Problem statement: Among the lines of the records below, copy those that hold the word "JSON".

+ + + + +

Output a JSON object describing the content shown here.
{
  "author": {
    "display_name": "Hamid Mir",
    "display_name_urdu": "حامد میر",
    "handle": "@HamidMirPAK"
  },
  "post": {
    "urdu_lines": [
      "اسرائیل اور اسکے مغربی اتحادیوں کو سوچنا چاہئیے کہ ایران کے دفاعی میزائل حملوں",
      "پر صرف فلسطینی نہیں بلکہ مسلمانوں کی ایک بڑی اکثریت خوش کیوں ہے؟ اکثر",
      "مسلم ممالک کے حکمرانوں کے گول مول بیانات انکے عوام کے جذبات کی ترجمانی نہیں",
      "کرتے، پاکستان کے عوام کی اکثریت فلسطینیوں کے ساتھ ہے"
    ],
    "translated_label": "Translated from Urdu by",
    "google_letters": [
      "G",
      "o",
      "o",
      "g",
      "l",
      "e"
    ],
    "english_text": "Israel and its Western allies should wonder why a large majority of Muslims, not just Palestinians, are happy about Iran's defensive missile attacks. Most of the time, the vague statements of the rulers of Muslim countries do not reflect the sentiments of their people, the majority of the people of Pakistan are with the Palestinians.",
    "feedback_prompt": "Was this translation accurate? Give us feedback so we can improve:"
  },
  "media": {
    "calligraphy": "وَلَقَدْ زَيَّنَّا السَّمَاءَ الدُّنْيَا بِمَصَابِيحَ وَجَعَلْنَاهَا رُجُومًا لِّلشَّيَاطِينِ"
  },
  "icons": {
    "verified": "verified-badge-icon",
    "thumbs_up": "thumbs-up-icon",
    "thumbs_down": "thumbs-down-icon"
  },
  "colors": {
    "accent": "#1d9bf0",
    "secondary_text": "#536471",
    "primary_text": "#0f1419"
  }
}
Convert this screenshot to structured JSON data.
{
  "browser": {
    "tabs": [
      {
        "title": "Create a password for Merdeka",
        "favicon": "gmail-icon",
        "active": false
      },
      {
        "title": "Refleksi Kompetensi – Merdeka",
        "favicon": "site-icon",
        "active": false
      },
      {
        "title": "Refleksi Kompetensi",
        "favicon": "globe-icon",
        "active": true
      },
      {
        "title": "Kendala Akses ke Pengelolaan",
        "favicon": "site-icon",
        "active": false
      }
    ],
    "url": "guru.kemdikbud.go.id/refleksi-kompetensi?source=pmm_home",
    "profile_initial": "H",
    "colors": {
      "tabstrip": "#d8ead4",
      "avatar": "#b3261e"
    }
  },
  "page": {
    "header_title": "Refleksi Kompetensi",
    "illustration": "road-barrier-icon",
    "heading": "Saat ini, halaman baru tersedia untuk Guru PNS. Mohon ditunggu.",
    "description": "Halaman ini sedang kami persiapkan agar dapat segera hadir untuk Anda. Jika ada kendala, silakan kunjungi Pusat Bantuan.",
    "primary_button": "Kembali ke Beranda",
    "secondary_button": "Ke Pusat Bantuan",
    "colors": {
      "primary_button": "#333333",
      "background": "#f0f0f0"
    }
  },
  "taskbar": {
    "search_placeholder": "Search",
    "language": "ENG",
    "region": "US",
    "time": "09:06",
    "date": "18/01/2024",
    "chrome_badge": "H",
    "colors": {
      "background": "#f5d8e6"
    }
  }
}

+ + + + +

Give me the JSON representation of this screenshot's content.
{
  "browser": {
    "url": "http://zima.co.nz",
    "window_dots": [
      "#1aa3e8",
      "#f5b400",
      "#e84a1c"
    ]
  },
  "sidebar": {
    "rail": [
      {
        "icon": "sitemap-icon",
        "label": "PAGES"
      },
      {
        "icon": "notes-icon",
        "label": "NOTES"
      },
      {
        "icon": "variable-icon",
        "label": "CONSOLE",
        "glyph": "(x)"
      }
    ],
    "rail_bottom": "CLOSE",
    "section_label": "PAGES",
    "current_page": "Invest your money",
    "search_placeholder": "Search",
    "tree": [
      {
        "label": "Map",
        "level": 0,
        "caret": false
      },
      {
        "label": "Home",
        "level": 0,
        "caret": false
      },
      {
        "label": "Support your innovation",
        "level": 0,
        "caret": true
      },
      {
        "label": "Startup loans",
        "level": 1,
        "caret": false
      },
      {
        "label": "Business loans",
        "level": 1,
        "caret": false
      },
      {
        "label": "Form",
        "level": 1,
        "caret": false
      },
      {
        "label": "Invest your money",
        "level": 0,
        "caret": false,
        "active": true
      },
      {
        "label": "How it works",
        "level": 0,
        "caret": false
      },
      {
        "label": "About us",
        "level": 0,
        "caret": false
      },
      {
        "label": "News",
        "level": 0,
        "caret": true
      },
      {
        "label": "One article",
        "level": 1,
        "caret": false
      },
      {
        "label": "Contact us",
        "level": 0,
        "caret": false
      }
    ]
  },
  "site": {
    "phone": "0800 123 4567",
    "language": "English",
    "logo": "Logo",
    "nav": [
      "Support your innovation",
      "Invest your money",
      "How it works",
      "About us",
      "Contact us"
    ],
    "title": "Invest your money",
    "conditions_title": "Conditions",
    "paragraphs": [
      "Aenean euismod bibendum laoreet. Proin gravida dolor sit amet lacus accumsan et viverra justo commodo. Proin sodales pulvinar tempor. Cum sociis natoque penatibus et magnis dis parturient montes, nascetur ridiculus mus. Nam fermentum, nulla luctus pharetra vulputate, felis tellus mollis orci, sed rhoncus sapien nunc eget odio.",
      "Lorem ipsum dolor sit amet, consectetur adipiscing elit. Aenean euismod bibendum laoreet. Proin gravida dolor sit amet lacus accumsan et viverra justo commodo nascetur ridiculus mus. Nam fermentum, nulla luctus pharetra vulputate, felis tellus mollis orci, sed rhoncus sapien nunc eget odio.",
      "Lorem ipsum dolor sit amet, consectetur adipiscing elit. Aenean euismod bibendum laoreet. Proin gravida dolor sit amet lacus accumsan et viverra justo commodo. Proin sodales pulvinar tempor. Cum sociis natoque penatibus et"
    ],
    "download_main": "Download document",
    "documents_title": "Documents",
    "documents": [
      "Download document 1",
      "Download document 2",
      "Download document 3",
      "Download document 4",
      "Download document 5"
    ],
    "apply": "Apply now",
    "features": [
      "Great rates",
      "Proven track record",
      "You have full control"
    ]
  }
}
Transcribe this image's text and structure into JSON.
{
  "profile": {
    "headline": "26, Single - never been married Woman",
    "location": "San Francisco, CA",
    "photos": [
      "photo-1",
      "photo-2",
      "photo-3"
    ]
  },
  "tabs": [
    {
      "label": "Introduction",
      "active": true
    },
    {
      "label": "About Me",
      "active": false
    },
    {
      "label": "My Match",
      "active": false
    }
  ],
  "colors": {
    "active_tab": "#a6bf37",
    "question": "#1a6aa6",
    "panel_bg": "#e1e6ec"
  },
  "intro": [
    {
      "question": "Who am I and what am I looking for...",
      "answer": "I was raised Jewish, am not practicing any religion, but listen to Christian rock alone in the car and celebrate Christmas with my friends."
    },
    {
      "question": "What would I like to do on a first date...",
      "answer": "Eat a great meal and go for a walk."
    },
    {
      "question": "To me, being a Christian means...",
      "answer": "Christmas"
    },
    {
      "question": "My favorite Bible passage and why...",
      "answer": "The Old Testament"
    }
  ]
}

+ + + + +

Answer box:
Output a JSON object describing the content shown here.
Convert this screenshot to structured JSON data.
Give me the JSON representation of this screenshot's content.
Transcribe this image's text and structure into JSON.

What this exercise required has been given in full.